“Since moving to the neighborhood in 2009, my neighbors and I have asked for a safer, more efficient Van Ness for people walking, driving or taking transit,” said Alex Wilson, chairman of the Van Ness Bus Rapid Transit Community Advisory Committee. “Today these demands are materializing. I’m excited to see my neighborhood revitalized and modernized through this project in a way that works for all of us.”
The three-year construction project is a result of collaboration between city agencies and will overhaul two miles of Van Ness Avenue between Mission and Lombard streets. The project began as a package of transportation improvements including the city’s first Bus Rapid Transit system. Along the corridor, these improvements are expected to reduce transit travel times by up to one-third and increase reliability and service for the 47, 49, 76X and 90 Muni routes that will use the Bus Rapid Transit system.
In recent years, the Van Ness Improvement Project has grown to include major infrastructure improvements for people who live, work and travel in the area.
San Francisco Public Works and the San Francisco Public Utilities Commission have partnered with the SFMTA to take advantage of the construction on Van Ness to make large-scale improvements to the area. While Public Works will plant hundreds of new trees and entirely repave the street, the Public Utilities Commission will replace and repair some of the oldest water and sewer infrastructure in San Francisco.
“As San Francisco grows, smart transportation is key to keeping our city moving,” said Public Works Director Mohammed Nuru. “The design elements in this project will make this high-travelled corridor safer and easier to navigate.”
The existing water and sewer networks beneath Van Ness are more than 100 years old and near the end of their lifecycles. Failures of these networks can lead to extended service interruptions and cause sinkholes in the roadway. The new networks will improve reliability and reduce their vulnerability to damage from earthquakes, minimizing potential service outages.

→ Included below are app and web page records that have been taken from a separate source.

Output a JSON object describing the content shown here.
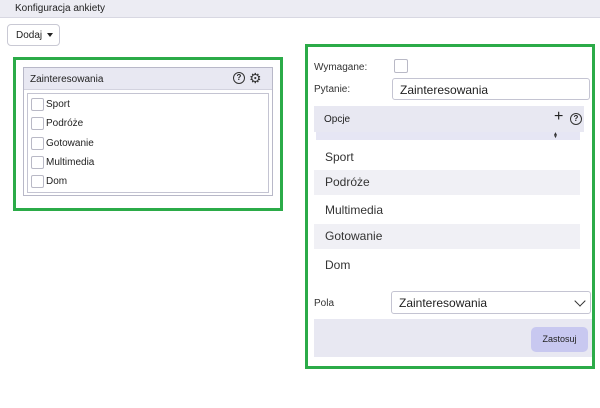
{
  "window": {
    "title": "Konfiguracja ankiety"
  },
  "toolbar": {
    "add_label": "Dodaj"
  },
  "preview": {
    "title": "Zainteresowania",
    "options": [
      "Sport",
      "Podróże",
      "Gotowanie",
      "Multimedia",
      "Dom"
    ],
    "help_icon": "help-icon",
    "settings_icon": "gear-icon"
  },
  "editor": {
    "required_label": "Wymagane:",
    "required_checked": false,
    "question_label": "Pytanie:",
    "question_value": "Zainteresowania",
    "options_header": "Opcje",
    "options": [
      "Sport",
      "Podróże",
      "Multimedia",
      "Gotowanie",
      "Dom"
    ],
    "field_label": "Pola",
    "field_value": "Zainteresowania",
    "apply_label": "Zastosuj"
  },
  "colors": {
    "highlight": "#2bab48",
    "header": "#e8e8f2",
    "apply_button": "#c8c8f0"
  }
}
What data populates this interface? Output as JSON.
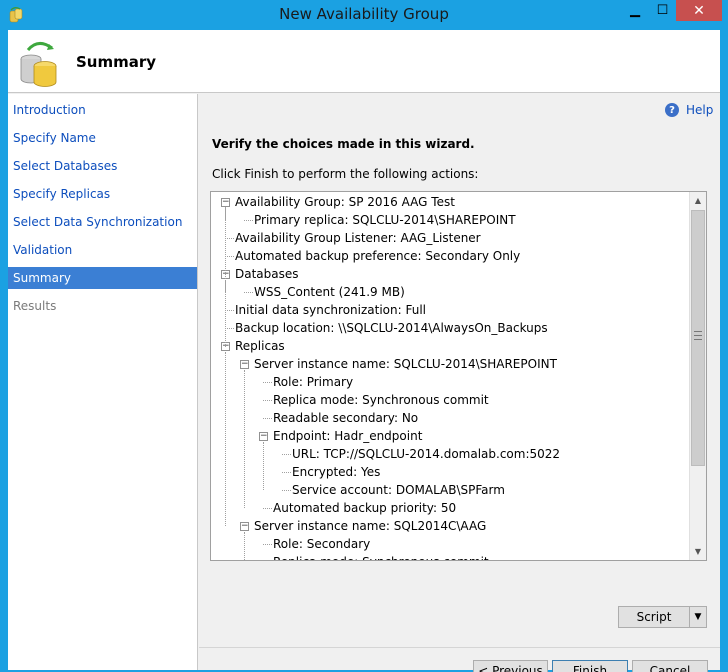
{
  "window": {
    "title": "New Availability Group"
  },
  "window_controls": {
    "minimize": "▁",
    "maximize": "☐",
    "close": "✕"
  },
  "header": {
    "title": "Summary",
    "icon": "database-sync-icon"
  },
  "sidebar": {
    "items": [
      {
        "label": "Introduction",
        "state": "link"
      },
      {
        "label": "Specify Name",
        "state": "link"
      },
      {
        "label": "Select Databases",
        "state": "link"
      },
      {
        "label": "Specify Replicas",
        "state": "link"
      },
      {
        "label": "Select Data Synchronization",
        "state": "link"
      },
      {
        "label": "Validation",
        "state": "link"
      },
      {
        "label": "Summary",
        "state": "active"
      },
      {
        "label": "Results",
        "state": "disabled"
      }
    ]
  },
  "help": {
    "label": "Help",
    "icon": "help-icon"
  },
  "content": {
    "verify": "Verify the choices made in this wizard.",
    "instruction": "Click Finish to perform the following actions:"
  },
  "tree": {
    "rows": [
      {
        "text": "Availability Group: SP 2016 AAG Test",
        "level": 0,
        "toggle": "−"
      },
      {
        "text": "Primary replica: SQLCLU-2014\\SHAREPOINT",
        "level": 1,
        "toggle": null
      },
      {
        "text": "Availability Group Listener: AAG_Listener",
        "level": 0,
        "toggle": null
      },
      {
        "text": "Automated backup preference: Secondary Only",
        "level": 0,
        "toggle": null
      },
      {
        "text": "Databases",
        "level": 0,
        "toggle": "−"
      },
      {
        "text": "WSS_Content (241.9 MB)",
        "level": 1,
        "toggle": null
      },
      {
        "text": "Initial data synchronization: Full",
        "level": 0,
        "toggle": null
      },
      {
        "text": "Backup location: \\\\SQLCLU-2014\\AlwaysOn_Backups",
        "level": 0,
        "toggle": null
      },
      {
        "text": "Replicas",
        "level": 0,
        "toggle": "−"
      },
      {
        "text": "Server instance name: SQLCLU-2014\\SHAREPOINT",
        "level": 1,
        "toggle": "−"
      },
      {
        "text": "Role: Primary",
        "level": 2,
        "toggle": null
      },
      {
        "text": "Replica mode: Synchronous commit",
        "level": 2,
        "toggle": null
      },
      {
        "text": "Readable secondary: No",
        "level": 2,
        "toggle": null
      },
      {
        "text": "Endpoint: Hadr_endpoint",
        "level": 2,
        "toggle": "−"
      },
      {
        "text": "URL: TCP://SQLCLU-2014.domalab.com:5022",
        "level": 3,
        "toggle": null
      },
      {
        "text": "Encrypted: Yes",
        "level": 3,
        "toggle": null
      },
      {
        "text": "Service account: DOMALAB\\SPFarm",
        "level": 3,
        "toggle": null
      },
      {
        "text": "Automated backup priority: 50",
        "level": 2,
        "toggle": null
      },
      {
        "text": "Server instance name: SQL2014C\\AAG",
        "level": 1,
        "toggle": "−"
      },
      {
        "text": "Role: Secondary",
        "level": 2,
        "toggle": null
      },
      {
        "text": "Replica mode: Synchronous commit",
        "level": 2,
        "toggle": null
      }
    ]
  },
  "buttons": {
    "script": "Script",
    "script_arrow": "▼",
    "previous": "< Previous",
    "finish": "Finish",
    "cancel": "Cancel"
  },
  "scrollbar": {
    "up": "▲",
    "down": "▼"
  }
}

Other elements of the project include proven safety features like high-visibility crosswalks and countdown signals for people walking at each intersection along with new sidewalk lighting along the street. Van Ness Avenue is part of San Francisco’s high injury network, the 12-percent of city streets where 70-percent of collisions resulting in serious injury or death occur. These features aim to reduce that statistic and make traveling the corridor a safer, more enjoyable experience.
“Kudos to the SFMTA and our partners at the Federal Transit Administration (FTA) and Caltrans on this exciting ground-breaking milestone. The Van Ness Improvement Project is a premier example of the robust federal, state and local partnerships that we need to forge across our nation, to cost-effectively fix our streets, advance Vision Zero and improve transit,” said Tilly Chang, Executive Director of the San Francisco County Transportation Authority.
Of the total $316 million budgeted for the project, approximately $45 million of the funds come from the FTA’s Capital Investment Grant program and $30 million come from the Bus and Bus Facilities program. These grants will help the project deliver more reliable service and shorter travel times for transit riders once construction is complete in 2019. The remaining cost of the project is being covered by state and local sources like San Francisco Proposition K funds, State Highway Operation and Protection Program, Public Utilities Commission Local Funds and SFMTA Revenue Bonds.
For more project details and to sign up for construction updates, please visit sfmta.com/vanness.